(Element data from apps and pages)
-- Opening Marker --

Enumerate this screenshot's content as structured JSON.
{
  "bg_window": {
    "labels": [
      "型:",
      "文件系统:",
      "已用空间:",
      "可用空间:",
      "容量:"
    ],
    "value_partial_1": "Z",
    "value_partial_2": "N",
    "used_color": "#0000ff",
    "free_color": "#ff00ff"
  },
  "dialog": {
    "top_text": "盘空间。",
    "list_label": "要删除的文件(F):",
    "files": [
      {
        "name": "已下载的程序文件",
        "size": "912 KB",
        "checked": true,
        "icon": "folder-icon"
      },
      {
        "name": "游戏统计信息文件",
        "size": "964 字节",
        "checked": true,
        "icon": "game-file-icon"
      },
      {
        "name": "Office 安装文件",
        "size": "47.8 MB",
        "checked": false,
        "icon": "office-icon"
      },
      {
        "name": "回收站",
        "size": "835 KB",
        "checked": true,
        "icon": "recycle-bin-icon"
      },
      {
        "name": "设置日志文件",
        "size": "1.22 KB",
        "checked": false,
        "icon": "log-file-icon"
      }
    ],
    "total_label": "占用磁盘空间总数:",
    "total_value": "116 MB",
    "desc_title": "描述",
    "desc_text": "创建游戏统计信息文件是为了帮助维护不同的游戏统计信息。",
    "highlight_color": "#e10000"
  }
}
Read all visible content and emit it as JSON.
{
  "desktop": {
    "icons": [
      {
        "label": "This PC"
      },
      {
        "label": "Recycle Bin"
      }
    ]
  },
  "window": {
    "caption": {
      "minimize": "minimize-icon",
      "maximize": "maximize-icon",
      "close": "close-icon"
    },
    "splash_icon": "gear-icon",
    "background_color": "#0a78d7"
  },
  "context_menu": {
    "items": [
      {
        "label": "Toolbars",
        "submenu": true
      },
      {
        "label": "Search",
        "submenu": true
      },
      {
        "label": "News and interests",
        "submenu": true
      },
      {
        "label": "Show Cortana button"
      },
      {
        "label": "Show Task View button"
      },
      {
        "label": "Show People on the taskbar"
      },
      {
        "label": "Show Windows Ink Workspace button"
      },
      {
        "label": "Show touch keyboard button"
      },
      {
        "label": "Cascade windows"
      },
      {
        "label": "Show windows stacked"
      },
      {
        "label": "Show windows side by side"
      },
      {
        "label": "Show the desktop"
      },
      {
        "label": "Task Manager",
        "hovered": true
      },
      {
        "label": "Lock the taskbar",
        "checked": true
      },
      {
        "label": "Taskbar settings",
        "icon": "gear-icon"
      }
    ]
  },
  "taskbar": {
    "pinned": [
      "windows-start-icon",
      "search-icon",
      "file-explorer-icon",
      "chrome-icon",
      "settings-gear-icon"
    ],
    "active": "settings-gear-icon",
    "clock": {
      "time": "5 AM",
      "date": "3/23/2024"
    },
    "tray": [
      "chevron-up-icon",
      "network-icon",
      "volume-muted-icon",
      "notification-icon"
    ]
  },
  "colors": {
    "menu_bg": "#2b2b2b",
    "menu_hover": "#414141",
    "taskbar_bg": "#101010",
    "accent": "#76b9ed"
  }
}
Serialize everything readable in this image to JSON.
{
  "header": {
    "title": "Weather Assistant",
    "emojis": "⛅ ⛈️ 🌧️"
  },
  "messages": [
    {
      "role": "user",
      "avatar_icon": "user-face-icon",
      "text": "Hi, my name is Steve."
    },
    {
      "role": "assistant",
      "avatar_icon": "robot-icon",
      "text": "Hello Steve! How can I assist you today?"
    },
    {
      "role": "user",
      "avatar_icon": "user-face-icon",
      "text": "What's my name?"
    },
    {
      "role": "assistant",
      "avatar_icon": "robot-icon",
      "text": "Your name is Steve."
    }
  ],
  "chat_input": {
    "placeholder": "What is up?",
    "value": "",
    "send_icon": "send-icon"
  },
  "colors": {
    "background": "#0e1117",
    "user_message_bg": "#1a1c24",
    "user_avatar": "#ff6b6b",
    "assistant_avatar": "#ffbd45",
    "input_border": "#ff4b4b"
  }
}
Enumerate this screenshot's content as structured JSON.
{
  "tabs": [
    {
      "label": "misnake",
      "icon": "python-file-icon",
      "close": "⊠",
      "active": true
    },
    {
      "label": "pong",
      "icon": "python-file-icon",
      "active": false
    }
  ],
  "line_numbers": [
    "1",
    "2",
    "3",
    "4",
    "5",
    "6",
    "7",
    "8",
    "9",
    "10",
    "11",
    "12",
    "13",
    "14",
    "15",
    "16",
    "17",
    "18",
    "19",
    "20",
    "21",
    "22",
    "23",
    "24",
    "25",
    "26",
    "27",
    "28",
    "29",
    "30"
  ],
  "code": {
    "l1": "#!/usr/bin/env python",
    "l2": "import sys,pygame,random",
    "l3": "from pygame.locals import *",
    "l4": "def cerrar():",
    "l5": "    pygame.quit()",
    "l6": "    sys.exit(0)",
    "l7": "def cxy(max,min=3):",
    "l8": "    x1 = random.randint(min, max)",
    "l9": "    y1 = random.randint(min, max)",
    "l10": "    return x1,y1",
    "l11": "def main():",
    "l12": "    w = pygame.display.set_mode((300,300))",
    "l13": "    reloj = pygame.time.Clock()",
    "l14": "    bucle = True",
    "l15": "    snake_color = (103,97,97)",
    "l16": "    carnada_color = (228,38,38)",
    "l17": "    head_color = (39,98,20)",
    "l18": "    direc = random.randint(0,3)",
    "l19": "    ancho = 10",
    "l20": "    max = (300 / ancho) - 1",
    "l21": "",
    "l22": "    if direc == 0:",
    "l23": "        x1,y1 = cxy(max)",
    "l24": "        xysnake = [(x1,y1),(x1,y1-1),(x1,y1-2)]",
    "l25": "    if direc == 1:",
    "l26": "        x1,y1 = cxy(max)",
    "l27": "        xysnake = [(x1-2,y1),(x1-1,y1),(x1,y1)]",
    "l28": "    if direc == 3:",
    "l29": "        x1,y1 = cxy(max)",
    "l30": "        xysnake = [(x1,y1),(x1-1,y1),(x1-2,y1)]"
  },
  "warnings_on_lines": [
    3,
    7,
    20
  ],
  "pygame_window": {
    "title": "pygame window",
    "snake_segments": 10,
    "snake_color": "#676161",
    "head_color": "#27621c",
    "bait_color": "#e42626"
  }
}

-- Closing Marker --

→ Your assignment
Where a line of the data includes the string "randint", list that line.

→ Written answer
    "l8": "    x1 = random.randint(min, max)",
    "l9": "    y1 = random.randint(min, max)",
    "l18": "    direc = random.randint(0,3)",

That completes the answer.